TASK:
Exactly as written, reproduce the lines from the one that contains "Extract the structured" through the end of the records.

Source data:
----

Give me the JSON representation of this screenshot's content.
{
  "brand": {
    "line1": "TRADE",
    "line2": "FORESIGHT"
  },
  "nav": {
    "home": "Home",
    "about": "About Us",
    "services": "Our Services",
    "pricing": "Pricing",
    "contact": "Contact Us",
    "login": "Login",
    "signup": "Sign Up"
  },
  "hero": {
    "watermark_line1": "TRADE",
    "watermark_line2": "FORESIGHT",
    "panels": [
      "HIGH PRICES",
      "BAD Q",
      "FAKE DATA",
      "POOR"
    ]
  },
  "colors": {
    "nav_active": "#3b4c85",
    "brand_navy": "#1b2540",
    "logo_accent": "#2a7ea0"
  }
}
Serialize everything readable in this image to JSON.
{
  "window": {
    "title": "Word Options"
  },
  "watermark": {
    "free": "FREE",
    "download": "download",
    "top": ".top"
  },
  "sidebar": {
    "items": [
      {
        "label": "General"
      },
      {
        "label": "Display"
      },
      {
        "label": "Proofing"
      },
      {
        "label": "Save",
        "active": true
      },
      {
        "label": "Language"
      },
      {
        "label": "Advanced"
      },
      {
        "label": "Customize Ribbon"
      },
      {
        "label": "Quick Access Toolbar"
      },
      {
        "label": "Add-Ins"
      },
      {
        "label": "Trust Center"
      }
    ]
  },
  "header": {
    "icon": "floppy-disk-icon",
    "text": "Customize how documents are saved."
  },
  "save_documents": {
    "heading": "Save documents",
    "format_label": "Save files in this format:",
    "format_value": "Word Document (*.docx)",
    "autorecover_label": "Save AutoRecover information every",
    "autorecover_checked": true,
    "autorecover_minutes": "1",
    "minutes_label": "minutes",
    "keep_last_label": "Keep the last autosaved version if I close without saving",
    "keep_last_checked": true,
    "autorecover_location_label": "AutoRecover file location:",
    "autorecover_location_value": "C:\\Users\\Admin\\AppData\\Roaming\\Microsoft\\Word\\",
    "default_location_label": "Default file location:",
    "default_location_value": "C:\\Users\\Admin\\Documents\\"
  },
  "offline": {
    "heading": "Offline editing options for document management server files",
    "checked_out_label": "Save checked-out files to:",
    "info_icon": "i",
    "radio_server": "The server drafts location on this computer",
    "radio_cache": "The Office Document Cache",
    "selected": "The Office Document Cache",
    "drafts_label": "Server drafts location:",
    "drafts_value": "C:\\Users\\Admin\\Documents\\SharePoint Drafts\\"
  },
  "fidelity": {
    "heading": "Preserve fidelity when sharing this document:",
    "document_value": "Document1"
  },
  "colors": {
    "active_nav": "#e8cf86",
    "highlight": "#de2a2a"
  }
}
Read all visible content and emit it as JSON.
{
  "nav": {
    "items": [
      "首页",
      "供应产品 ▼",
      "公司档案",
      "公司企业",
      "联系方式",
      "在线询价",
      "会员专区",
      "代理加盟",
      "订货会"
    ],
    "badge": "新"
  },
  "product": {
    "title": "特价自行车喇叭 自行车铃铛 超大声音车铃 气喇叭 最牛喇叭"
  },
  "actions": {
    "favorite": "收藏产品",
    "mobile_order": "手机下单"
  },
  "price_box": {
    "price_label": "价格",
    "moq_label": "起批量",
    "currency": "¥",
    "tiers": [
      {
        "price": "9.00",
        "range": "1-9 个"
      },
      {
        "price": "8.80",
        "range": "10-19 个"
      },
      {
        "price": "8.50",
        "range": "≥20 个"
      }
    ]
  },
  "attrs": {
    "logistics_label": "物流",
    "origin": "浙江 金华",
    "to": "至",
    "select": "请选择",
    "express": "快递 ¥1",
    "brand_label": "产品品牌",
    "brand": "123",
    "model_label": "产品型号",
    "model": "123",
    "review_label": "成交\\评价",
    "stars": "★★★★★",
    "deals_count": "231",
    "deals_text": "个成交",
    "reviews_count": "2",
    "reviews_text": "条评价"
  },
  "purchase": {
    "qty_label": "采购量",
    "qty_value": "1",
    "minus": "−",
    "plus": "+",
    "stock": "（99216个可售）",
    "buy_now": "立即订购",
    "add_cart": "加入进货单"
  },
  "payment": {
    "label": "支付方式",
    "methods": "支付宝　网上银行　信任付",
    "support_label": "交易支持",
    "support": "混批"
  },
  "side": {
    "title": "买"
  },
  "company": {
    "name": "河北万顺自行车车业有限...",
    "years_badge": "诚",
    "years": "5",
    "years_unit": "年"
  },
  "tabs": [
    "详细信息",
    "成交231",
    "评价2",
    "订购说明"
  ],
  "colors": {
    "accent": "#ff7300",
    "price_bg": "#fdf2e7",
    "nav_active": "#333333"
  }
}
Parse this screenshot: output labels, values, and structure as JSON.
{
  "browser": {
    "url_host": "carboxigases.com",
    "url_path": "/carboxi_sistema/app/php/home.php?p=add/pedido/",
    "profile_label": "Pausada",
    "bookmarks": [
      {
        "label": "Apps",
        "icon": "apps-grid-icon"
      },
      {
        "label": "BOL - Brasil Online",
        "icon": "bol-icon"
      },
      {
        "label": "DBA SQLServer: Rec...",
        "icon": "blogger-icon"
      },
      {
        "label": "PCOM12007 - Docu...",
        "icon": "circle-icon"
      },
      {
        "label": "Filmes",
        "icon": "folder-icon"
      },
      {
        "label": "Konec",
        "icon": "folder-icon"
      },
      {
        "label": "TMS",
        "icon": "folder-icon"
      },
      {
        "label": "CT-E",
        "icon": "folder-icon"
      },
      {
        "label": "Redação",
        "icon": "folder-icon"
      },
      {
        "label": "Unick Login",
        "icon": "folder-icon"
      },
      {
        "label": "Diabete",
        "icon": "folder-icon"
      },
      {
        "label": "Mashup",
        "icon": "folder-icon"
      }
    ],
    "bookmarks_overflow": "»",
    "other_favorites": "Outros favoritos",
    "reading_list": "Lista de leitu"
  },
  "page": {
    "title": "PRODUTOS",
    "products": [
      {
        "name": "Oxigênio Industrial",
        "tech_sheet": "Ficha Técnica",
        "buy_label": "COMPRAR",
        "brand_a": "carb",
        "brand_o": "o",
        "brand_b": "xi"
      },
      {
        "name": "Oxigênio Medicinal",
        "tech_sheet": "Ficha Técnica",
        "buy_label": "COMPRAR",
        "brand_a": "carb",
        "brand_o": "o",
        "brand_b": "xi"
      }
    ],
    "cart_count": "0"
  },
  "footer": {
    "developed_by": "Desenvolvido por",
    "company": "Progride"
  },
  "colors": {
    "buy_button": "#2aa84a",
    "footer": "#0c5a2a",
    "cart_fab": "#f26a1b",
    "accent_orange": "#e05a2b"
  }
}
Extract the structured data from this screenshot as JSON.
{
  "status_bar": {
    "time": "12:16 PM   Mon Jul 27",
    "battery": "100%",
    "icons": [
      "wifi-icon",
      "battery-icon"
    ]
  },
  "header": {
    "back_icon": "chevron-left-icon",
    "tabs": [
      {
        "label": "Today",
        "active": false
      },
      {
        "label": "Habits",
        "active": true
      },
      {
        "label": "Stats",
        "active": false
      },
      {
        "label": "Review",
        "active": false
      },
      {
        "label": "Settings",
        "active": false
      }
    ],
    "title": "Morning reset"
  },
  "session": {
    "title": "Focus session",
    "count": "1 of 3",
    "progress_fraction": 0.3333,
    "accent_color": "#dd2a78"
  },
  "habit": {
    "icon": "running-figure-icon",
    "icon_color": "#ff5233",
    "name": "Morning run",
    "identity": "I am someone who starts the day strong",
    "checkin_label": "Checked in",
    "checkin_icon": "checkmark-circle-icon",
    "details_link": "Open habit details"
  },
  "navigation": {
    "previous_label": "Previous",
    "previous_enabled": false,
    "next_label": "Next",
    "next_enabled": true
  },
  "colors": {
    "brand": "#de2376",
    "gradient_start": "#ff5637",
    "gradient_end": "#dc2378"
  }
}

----

RESPONSE TO THIS TASK:
Extract the structured data from this screenshot as JSON.
{
  "status_bar": {
    "time": "12:16 PM   Mon Jul 27",
    "battery": "100%",
    "icons": [
      "wifi-icon",
      "battery-icon"
    ]
  },
  "header": {
    "back_icon": "chevron-left-icon",
    "tabs": [
      {
        "label": "Today",
        "active": false
      },
      {
        "label": "Habits",
        "active": true
      },
      {
        "label": "Stats",
        "active": false
      },
      {
        "label": "Review",
        "active": false
      },
      {
        "label": "Settings",
        "active": false
      }
    ],
    "title": "Morning reset"
  },
  "session": {
    "title": "Focus session",
    "count": "1 of 3",
    "progress_fraction": 0.3333,
    "accent_color": "#dd2a78"
  },
  "habit": {
    "icon": "running-figure-icon",
    "icon_color": "#ff5233",
    "name": "Morning run",
    "identity": "I am someone who starts the day strong",
    "checkin_label": "Checked in",
    "checkin_icon": "checkmark-circle-icon",
    "details_link": "Open habit details"
  },
  "navigation": {
    "previous_label": "Previous",
    "previous_enabled": false,
    "next_label": "Next",
    "next_enabled": true
  },
  "colors": {
    "brand": "#de2376",
    "gradient_start": "#ff5637",
    "gradient_end": "#dc2378"
  }
}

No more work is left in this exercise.